We’re excited to celebrate Black History Month by sharing the stories of our employees who are making history everyday at our company. This month the spotlight is on Quen Whitehead, Prep Operations Manager, and what Black History Month means to her. She was drawn to her role at Veho by her fascination for logistics and now she enjoys spending her time leading the prep team by crafting new routes and ensuring that packages pass through our facilities efficiently.
How long have you been with Veho? And what do you do here?
I've been with Veho for a little over two and half years, being one of the first few employees at the company. I'm an Operations Manager, working on the transition process between receiving packages and getting the product out to our driver partners. I also work on crafting routes, take accountability for all the packages that come through our system, and ensure they're in the right state to leave our facilities.
My team is constantly analyzing what inventory we're getting and checking that it matches the data on our system. From there, we create routes that are reasonable and drivable. It's a challenging process during periods of poor weather conditions; we're constantly conducting checks to ensure it's safe for our driver partners and whether it's possible to meet our obligations safely. It's a real team effort between multiple departments to ensure we're all on the same page.
How big is your team right now?
We're currently eight, but we're actively hiring to help meet our ambitious growth plans for 2022. One of the most significant changes I've seen since starting at Veho is the tremendous expansion of our business. The growth between 2020 and 2021 was significantly high, and keeping up was definitely one of the challenging points. I've seen some teams go from being a handful of people to 100 people. This is a good problem, so we're hiring to expand our team and ensure we're equipped to handle more future growth and demand.
What did you do before Veho? And how has your background prepared you to succeed in your current role?
My route to becoming an Operations Manager is probably different from others. I got my bachelor's degree in Music and a master's degree in Music Business. I was always very interested in the logistics aspect of the music industry since a lot of it involved planning and managing events. On the back of that interest and experience, I decided to become an entrepreneur and spent the subsequent years working with clients that would need events, such as concerts, conferences or business expos. So, technically, Veho is actually the first company I've worked for!
After some years, I burnt out; there's definitely an extra layer of workload required when you're an entrepreneur, especially when the contracts and work start to get bigger. So, I decided to take a step back in 2019, and that's when I noticed Veho was hiring. It was great to see that my transferable skills in logistics fit perfectly into the operations at Veho. Everyday for me is like a show - I love it!
What does Black History Month mean to you?
For me, it's a time of reflection. I try not to confine it to just one month, but Black History Month especially is a time to remember what's happened - the good and the bad. It's good to be reminded of the black pioneers that came before us and recognize their efforts. It's a time for re-inspiring yourself, thinking of the journey you're on, and taking time to look back. Even if it's something as simple as reading a book or visiting a museum - it's essential to take time to remember.

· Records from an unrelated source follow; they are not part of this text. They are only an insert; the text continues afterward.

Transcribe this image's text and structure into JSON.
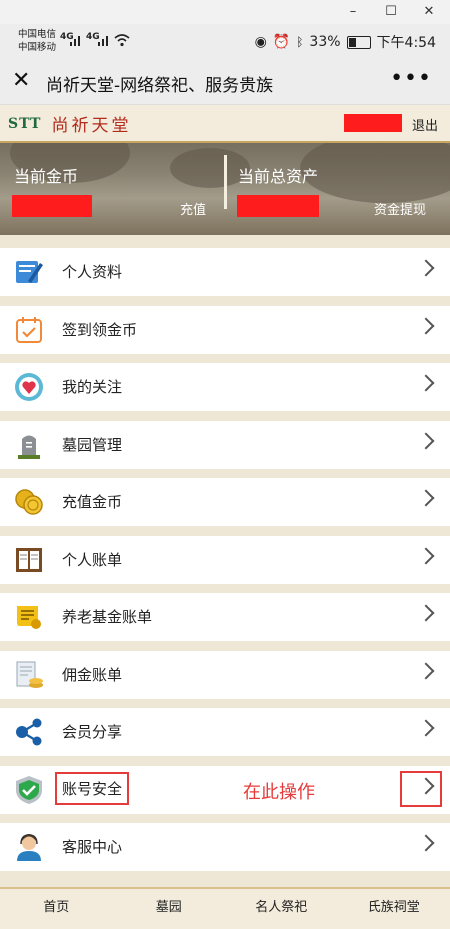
{
  "status": {
    "carrier1": "中国电信",
    "carrier2": "中国移动",
    "net1": "4G",
    "net2": "4G",
    "battery": "33%",
    "time": "下午4:54"
  },
  "appbar": {
    "title": "尚祈天堂-网络祭祀、服务贵族"
  },
  "site": {
    "brand": "STT",
    "name": "尚祈天堂",
    "logout": "退出"
  },
  "banner": {
    "coins_label": "当前金币",
    "recharge": "充值",
    "assets_label": "当前总资产",
    "withdraw": "资金提现"
  },
  "menu": [
    {
      "label": "个人资料",
      "icon": "profile-pen-icon"
    },
    {
      "label": "签到领金币",
      "icon": "calendar-check-icon"
    },
    {
      "label": "我的关注",
      "icon": "heart-icon"
    },
    {
      "label": "墓园管理",
      "icon": "tombstone-icon"
    },
    {
      "label": "充值金币",
      "icon": "coins-icon"
    },
    {
      "label": "个人账单",
      "icon": "ledger-book-icon"
    },
    {
      "label": "养老基金账单",
      "icon": "certificate-icon"
    },
    {
      "label": "佣金账单",
      "icon": "document-coins-icon"
    },
    {
      "label": "会员分享",
      "icon": "share-icon"
    },
    {
      "label": "账号安全",
      "icon": "shield-check-icon"
    },
    {
      "label": "客服中心",
      "icon": "support-agent-icon"
    }
  ],
  "annotation": {
    "text": "在此操作"
  },
  "bottom_nav": [
    "首页",
    "墓园",
    "名人祭祀",
    "氏族祠堂"
  ],
  "colors": {
    "annotation_red": "#e53b3b",
    "redacted": "#ff1c1c",
    "gold_border": "#c9a65f"
  }
}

It's a time for re-inspiring yourself, thinking of the journey you're on, and taking time to look back.
Do you have any traditions to celebrate Black History Month?
There are usually programs and events that I sing for, and I also like to take a trip to a museum. It's all part of remembering, especially if you have any youth in your life - It’s important to expose them to events and history. This time of year, there's always a new wave of content on black history that I enjoy watching. I also enjoy reading about black inventors and acknowledging their achievements since we are not often taught their history.
What's it like being a black woman in the tech community?
It's probably similar to other industries. It's exciting when you're doing something you want to do, but it is a struggle. You have to really prove yourself and work harder. Based on my previous work experience, I think this is true across most industries and not just tech in particular.
What does Veho do to promote Diversity, Equity, and Inclusion (DEI)?
We have a hiring process that emphasizes diversity. We also have great Slack groups, such as Black at Veho and Women at Veho, within the company that acts as safe spaces for discussion and sharing.
What advice would you give to any black professionals trying to break into the business world?
My main piece of advice is to prepare. You'll have your schooling and education behind you, but you'll also need to prepare your emotional health and mental health. It will be a struggle, so it's essential to implement steps to help you succeed, such as finding good mentors and peers. It's necessary to have a good work ethic and to be able to stay on top of things. I also recommend documenting things like feedback and any tasks. You never know when you might need to reference it. Be aware that people may perceive what you do and say differently, so prepare for those challenges, so you're not caught blindsided.
You'll have your schooling and education behind you, but you'll also need to prepare your emotional health and mental health.
Are there any conferences or books you'd recommend to Black professionals?
I would recommend the South by Southwest festival. Although it's predominantly a music and film event, there's a strong focus on technology and innovation. You get to meet great people, network and enjoy different types of art to re-energize you. For books, I really enjoy Black Inventors: Crafting over 200 Years of Success - it's great for motivation and for seeing all the amazing things that have been done by black pioneers who paved the way for us. It's inspiring to read their stories and reaffirm that you are a talented, inspiring, educated person; capable of doing anything you want to do.